Sometimes a good rule of thumb is just to kick the soapbox over to E.J. Dionne. Here’s his column today on the Terry Schiavo affair, and what it really means to support a “culture of life”:

People who lack access to health care because they can’t afford insurance often die earlier than they have to — with absolutely no national publicity and with no members of Congress rising up at midnight to pass bills on their behalf. What is the point of standing up for life in an individual case but not confronting the cost of choosing life for all who are threatened within the health care system or by their lack of access to it?

What does it mean to be pro-life?

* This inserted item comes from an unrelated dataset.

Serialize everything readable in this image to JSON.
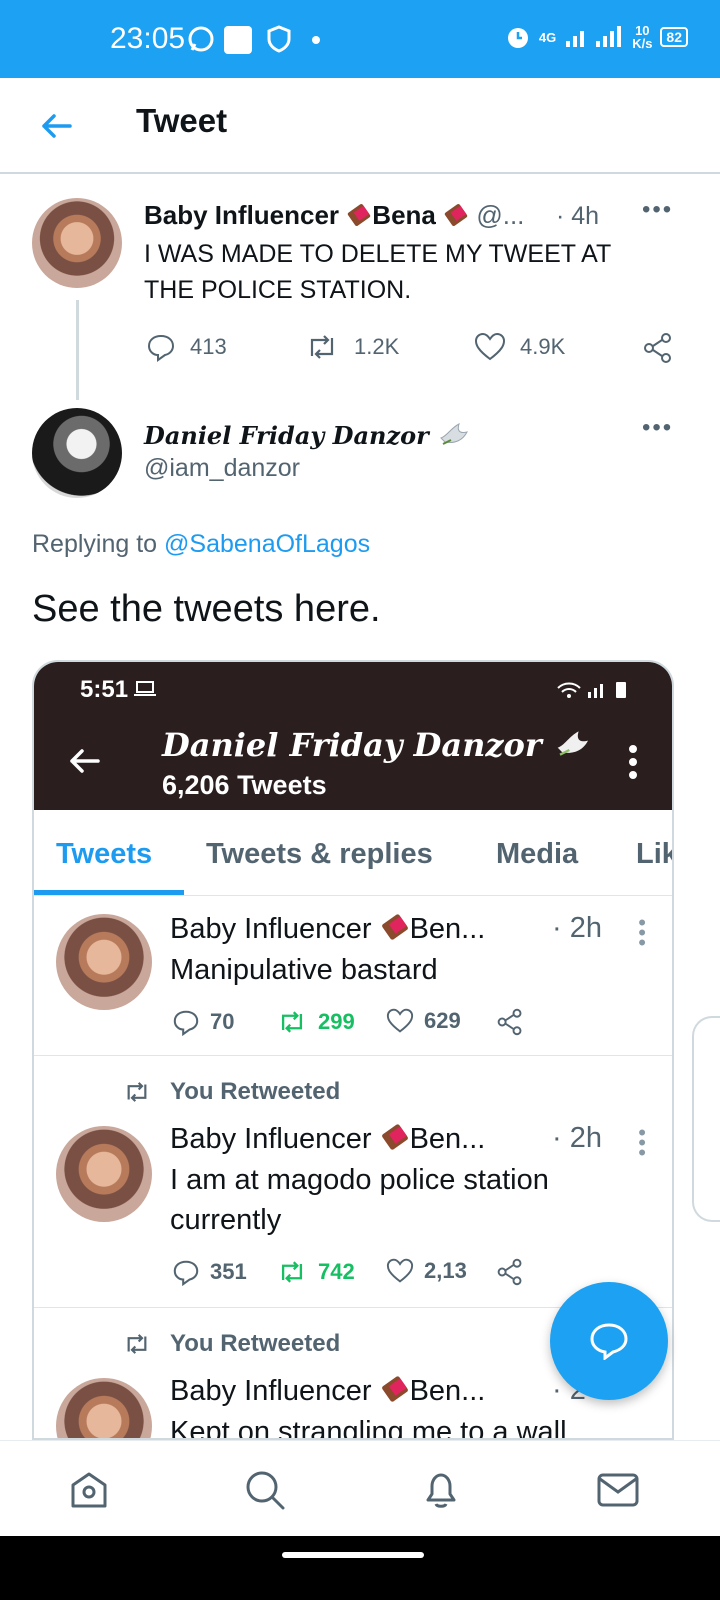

As far as I can tell, most of those who would keep Schiavo alive favor the death penalty. Most favored allowing the assault weapons ban to expire and oppose other forms of gun control. The president makes an excellent point when he says we “ought to err on the side of life.” It’s a shame how rarely that principle is put into practice.

Sadly, it’s a bit futile to keep harping on this—it’s not as if Tom DeLay can ever be shamed for anything he does—but that’s exactly right. It would be nice if Republicans could “err on the side of life” even when it doesn’t involve a big media extravaganza. Anyone can “care” about people in front of a TV crew; all that matters is what happens once the camera goes off.

UPDATE: Ah, you can get the master list of progressive talking points here. Very good indeed.

We've never been very good at being conservative.

And usually, that serves us well in doing the ambitious, hard-hitting journalism that you turn to Mother Jones for. But it also means we can't afford to come up short when it comes to scratching together the funds it takes to keep our team firing on all cylinders, and the truth is, we finished our budgeting cycle on June 30 about $100,000 short of our online goal.

This is no time to come up short. It's time to fight like hell, as our namesake would tell us to do, for a democracy where minority rule cannot impose an extreme agenda, where facts matter, and where accountability has a chance at the polls and in the press. If you value our reporting and you can right now, please help us dig out of the $100,000 hole we're starting our new budgeting cycle in with an always-needed and always-appreciated donation today.

payment methods

We've never been very good at being conservative.

And usually, that serves us well in doing the ambitious, hard-hitting journalism that you turn to Mother Jones for. But it also means we can't afford to come up short when it comes to scratching together the funds it takes to keep our team firing on all cylinders, and the truth is, we finished our budgeting cycle on June 30 about $100,000 short of our online goal.

This is no time to come up short. It's time to fight like hell, as our namesake would tell us to do, for a democracy where minority rule cannot impose an extreme agenda, where facts matter, and where accountability has a chance at the polls and in the press. If you value our reporting and you can right now, please help us dig out of the $100,000 hole we're starting our new budgeting cycle in with an always-needed and always-appreciated donation today.

payment methods

We Recommend

Latest

Sign up for our free newsletter

Subscribe to the Mother Jones Daily to have our top stories delivered directly to your inbox.

Get our award-winning magazine

Save big on a full year of investigations, ideas, and insights.

Subscribe

Support our journalism

Help Mother Jones' reporters dig deep with a tax-deductible donation.

Donate